■ **Work order**:
Each line below should be repeated exactly, but no picture should be carried over.

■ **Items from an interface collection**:
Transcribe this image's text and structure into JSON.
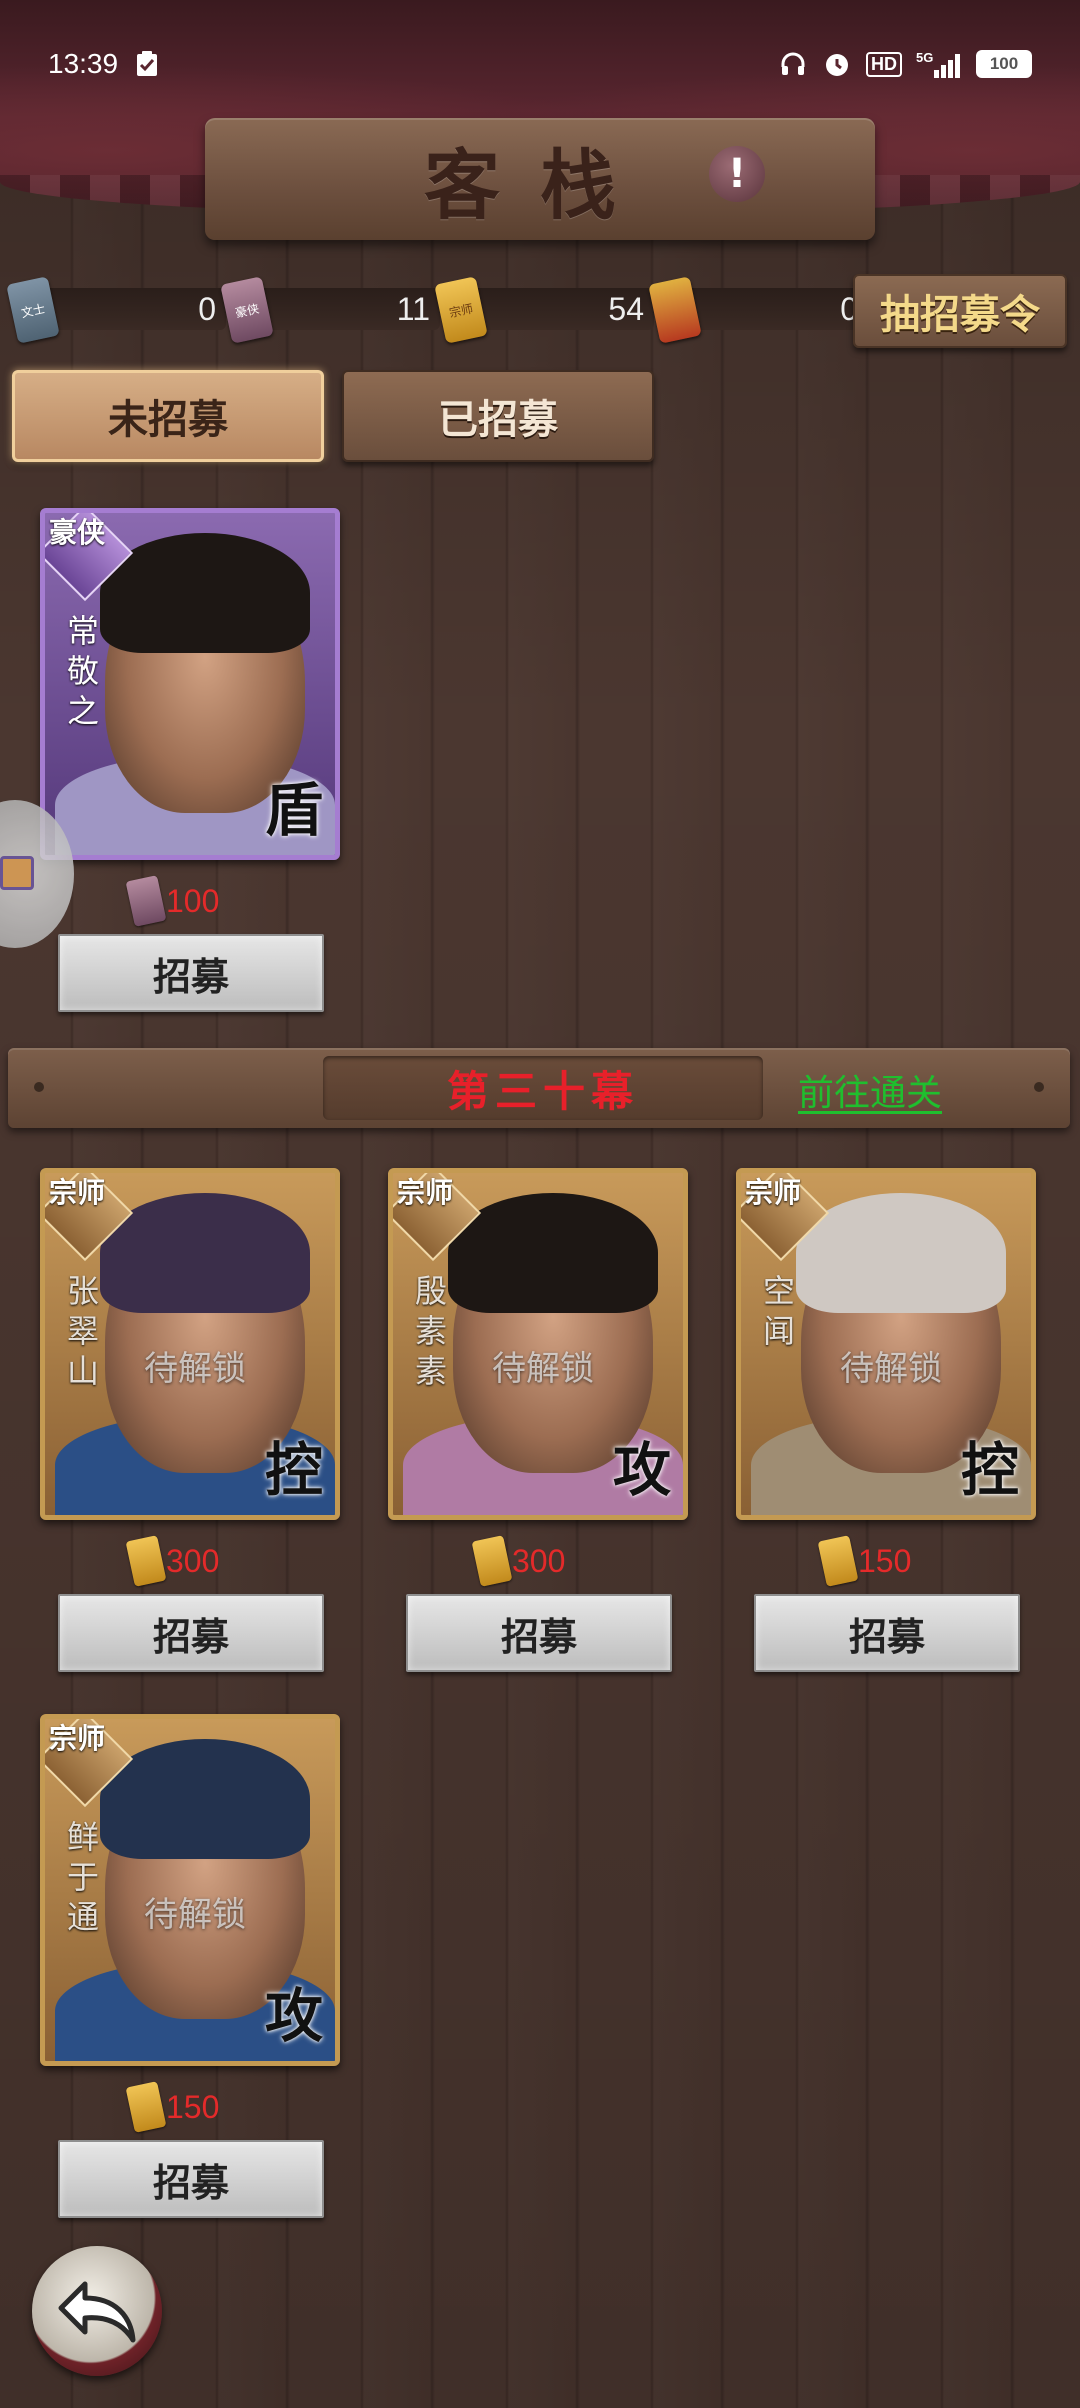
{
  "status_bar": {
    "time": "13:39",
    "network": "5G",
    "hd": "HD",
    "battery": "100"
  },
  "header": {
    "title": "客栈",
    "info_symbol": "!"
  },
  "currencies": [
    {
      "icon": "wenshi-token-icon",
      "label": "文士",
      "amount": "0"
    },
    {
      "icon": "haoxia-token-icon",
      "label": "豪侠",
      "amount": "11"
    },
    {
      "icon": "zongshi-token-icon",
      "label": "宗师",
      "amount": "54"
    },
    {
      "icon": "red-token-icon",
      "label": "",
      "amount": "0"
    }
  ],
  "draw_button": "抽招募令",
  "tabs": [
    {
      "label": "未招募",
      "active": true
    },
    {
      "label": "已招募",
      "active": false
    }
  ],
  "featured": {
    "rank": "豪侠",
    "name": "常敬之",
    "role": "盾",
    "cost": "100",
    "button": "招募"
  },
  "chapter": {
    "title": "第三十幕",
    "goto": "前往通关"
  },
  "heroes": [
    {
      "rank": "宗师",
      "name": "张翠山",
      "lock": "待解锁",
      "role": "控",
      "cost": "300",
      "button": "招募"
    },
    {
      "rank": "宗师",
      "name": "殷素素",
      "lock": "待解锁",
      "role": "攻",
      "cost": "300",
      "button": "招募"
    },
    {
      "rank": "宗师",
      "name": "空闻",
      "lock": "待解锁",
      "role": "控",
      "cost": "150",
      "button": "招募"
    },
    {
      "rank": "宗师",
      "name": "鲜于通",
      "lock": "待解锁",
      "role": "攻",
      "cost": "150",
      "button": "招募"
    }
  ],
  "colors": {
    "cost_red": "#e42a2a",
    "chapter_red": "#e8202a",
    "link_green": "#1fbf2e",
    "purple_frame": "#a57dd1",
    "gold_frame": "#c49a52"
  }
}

■ **Response to the exercise**:
Transcribe this image's text and structure into JSON.
{
  "status_bar": {
    "time": "13:39",
    "network": "5G",
    "hd": "HD",
    "battery": "100"
  },
  "header": {
    "title": "客栈",
    "info_symbol": "!"
  },
  "currencies": [
    {
      "icon": "wenshi-token-icon",
      "label": "文士",
      "amount": "0"
    },
    {
      "icon": "haoxia-token-icon",
      "label": "豪侠",
      "amount": "11"
    },
    {
      "icon": "zongshi-token-icon",
      "label": "宗师",
      "amount": "54"
    },
    {
      "icon": "red-token-icon",
      "label": "",
      "amount": "0"
    }
  ],
  "draw_button": "抽招募令",
  "tabs": [
    {
      "label": "未招募",
      "active": true
    },
    {
      "label": "已招募",
      "active": false
    }
  ],
  "featured": {
    "rank": "豪侠",
    "name": "常敬之",
    "role": "盾",
    "cost": "100",
    "button": "招募"
  },
  "chapter": {
    "title": "第三十幕",
    "goto": "前往通关"
  },
  "heroes": [
    {
      "rank": "宗师",
      "name": "张翠山",
      "lock": "待解锁",
      "role": "控",
      "cost": "300",
      "button": "招募"
    },
    {
      "rank": "宗师",
      "name": "殷素素",
      "lock": "待解锁",
      "role": "攻",
      "cost": "300",
      "button": "招募"
    },
    {
      "rank": "宗师",
      "name": "空闻",
      "lock": "待解锁",
      "role": "控",
      "cost": "150",
      "button": "招募"
    },
    {
      "rank": "宗师",
      "name": "鲜于通",
      "lock": "待解锁",
      "role": "攻",
      "cost": "150",
      "button": "招募"
    }
  ],
  "colors": {
    "cost_red": "#e42a2a",
    "chapter_red": "#e8202a",
    "link_green": "#1fbf2e",
    "purple_frame": "#a57dd1",
    "gold_frame": "#c49a52"
  }
}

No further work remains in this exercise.